*About this exercise*:
Give the number of lines in these entries that contain "JSON", and nothing more.

[Stored dataset items]
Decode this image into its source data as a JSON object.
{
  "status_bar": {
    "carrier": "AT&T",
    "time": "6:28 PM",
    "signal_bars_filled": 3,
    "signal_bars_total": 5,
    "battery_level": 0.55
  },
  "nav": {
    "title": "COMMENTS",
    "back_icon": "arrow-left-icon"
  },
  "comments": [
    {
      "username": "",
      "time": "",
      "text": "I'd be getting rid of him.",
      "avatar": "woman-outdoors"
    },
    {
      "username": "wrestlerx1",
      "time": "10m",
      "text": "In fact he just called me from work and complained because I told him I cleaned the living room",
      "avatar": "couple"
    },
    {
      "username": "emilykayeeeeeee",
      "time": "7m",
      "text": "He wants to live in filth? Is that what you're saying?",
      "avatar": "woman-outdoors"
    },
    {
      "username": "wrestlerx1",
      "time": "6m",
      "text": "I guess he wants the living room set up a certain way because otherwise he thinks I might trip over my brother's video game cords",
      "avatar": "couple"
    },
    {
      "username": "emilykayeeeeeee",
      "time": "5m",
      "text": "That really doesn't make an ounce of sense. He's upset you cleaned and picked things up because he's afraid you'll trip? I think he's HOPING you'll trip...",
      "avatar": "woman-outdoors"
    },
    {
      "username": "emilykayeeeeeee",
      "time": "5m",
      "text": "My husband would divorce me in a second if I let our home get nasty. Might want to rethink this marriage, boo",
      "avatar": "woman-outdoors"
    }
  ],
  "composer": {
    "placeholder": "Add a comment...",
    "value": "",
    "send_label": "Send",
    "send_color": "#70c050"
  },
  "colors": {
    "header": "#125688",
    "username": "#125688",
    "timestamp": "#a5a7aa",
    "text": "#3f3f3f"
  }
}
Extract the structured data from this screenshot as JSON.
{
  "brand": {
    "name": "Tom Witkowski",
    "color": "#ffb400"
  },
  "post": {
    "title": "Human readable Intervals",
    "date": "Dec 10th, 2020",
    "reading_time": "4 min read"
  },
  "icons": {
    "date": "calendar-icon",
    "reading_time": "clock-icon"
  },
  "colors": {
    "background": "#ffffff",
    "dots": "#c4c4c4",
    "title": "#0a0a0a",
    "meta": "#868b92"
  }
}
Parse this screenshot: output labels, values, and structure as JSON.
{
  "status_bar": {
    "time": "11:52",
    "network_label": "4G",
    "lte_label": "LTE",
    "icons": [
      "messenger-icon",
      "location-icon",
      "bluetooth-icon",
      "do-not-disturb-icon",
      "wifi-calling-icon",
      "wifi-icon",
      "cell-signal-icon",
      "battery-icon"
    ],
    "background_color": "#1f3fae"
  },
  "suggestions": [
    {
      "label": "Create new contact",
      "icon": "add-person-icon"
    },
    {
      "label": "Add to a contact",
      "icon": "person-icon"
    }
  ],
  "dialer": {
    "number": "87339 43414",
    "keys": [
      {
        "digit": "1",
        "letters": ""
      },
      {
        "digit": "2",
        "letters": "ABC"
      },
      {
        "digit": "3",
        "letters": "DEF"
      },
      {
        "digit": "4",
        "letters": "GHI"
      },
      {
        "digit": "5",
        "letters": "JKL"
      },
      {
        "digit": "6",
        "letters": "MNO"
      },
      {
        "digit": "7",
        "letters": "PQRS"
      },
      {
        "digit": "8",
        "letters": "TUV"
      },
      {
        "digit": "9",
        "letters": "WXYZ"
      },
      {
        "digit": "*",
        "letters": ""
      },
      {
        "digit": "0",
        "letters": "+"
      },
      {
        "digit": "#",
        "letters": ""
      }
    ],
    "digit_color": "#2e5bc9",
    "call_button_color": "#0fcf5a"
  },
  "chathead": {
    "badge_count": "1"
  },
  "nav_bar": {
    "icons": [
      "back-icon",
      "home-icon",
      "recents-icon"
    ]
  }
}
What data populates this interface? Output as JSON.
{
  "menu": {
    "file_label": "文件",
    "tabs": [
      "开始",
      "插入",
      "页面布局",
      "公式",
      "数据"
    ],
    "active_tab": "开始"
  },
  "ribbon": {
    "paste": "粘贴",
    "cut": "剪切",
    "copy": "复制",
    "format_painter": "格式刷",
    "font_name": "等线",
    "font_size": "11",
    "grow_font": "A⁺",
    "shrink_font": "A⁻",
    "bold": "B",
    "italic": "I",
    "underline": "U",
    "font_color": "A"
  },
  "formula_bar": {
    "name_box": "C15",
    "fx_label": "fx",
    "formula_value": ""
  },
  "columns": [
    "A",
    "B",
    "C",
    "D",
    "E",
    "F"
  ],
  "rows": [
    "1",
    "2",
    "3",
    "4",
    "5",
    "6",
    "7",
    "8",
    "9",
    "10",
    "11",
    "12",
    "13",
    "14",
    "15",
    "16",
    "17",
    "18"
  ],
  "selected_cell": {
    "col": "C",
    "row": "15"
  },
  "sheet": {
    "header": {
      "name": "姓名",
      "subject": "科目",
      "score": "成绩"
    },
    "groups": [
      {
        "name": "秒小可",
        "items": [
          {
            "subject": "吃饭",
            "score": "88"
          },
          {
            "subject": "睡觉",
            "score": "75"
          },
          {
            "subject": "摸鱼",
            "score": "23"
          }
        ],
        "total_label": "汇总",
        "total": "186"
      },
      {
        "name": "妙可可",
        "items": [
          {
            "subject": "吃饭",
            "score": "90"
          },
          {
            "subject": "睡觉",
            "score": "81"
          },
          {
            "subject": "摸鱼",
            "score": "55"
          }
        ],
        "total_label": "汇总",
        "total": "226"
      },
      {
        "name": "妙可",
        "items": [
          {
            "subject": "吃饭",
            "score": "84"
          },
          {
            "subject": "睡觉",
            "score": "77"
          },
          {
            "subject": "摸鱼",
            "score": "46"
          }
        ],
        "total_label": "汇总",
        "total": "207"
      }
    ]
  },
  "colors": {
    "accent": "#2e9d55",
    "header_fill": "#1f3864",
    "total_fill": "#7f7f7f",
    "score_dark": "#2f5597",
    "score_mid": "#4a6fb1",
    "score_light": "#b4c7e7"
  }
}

*Answer section*:
4